The R18.15 inland price per litre of Petrol 93 reflects an increase of 22% when compared to September 2020 – when one litre of this fuel type cost R14.89.
Currently, every fuel type in South Africa is the most expensive it has ever been, and this made us look back to see where the price rises came from.
How petrol prices are calculated
According to the Automobile Association (AA), South African fuel price calculations take into account the following elements:
- Slate Levy (SL)
- General Fuel Levy (GFL)
- Road Accident Fund levy (RAF)
- Basic fuel price (BFP)
- Wholesale and retail margins, and distribution costs
These taxes and levies are adjusted on a regular basis, with 2021 seeing an increase in two of the largest levies on fuel – the GFL and RAF.
Furthermore, the SL was added to the fuel price calculation in August and is meant to be paid to the Department of Energy (DOE) to compensate for the imbalances in the country’s “Slate Account” at the end of each month.
The Slate Account represents the aggregate of daily over-recoveries and under-recoveries in fuel prices for the month.
“An under-recovery means that fuel consumers are paying too little for the product on that day, whilst in an over-recovery situation, consumers are paying too much for the product on that day,” said the DOE.
The monthly fuel price adjustments are heavily dependent on the rand/US dollar exchange rate and international oil prices, too.
What we found
On average, South Africa’s fuel prices have risen by more than 278% in the past 20 years.
Petrol 95 is the fuel type that experienced the biggest overall increase, of 368%, while Diesel 50ppm grew by 51% since 2008.
It is worth mentioning that Diesel 50ppm was only introduced into the country in 2006, with the earliest official price records we could find dating back to 2008.

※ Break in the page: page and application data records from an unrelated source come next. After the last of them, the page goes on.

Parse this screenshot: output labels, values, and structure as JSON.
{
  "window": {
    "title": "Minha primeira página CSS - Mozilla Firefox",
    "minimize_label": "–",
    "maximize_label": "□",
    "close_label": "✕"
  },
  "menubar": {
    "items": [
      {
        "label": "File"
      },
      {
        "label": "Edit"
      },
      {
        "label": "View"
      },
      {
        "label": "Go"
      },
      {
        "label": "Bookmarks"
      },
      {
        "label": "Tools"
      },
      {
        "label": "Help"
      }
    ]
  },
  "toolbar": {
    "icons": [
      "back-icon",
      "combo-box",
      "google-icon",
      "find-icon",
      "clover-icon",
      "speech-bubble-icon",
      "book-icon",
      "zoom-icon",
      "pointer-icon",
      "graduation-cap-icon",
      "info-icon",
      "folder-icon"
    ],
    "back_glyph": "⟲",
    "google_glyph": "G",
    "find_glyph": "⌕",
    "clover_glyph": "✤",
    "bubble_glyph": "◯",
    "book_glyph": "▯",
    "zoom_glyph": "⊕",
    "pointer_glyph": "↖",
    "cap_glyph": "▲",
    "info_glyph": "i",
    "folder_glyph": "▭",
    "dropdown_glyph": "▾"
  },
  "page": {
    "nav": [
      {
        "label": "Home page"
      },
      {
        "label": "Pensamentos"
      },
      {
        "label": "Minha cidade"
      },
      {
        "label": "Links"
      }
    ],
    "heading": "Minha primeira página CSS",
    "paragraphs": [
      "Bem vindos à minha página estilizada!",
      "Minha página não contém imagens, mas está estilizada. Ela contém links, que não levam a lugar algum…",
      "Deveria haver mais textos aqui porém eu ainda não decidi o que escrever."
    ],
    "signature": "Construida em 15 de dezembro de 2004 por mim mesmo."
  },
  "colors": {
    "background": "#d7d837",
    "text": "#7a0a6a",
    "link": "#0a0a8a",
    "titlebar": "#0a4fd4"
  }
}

In addition, we found that 2008 was also the first year in which South Africa experienced double-digit fuel prices, with Petrol 95 spiking to R10.70 and Diesel 50ppm to R11.35.
2011 was then the last year of petrol prices being below R10, while diesel could still be bought for less than this during certain months of 2016.
It must be noted that the petrol prices used in this graph were recorded as inland prices from 2006 onwards, whereas all diesel prices are based on historical coastal prices.
Diesel 50ppm prices are recorded from January 2008.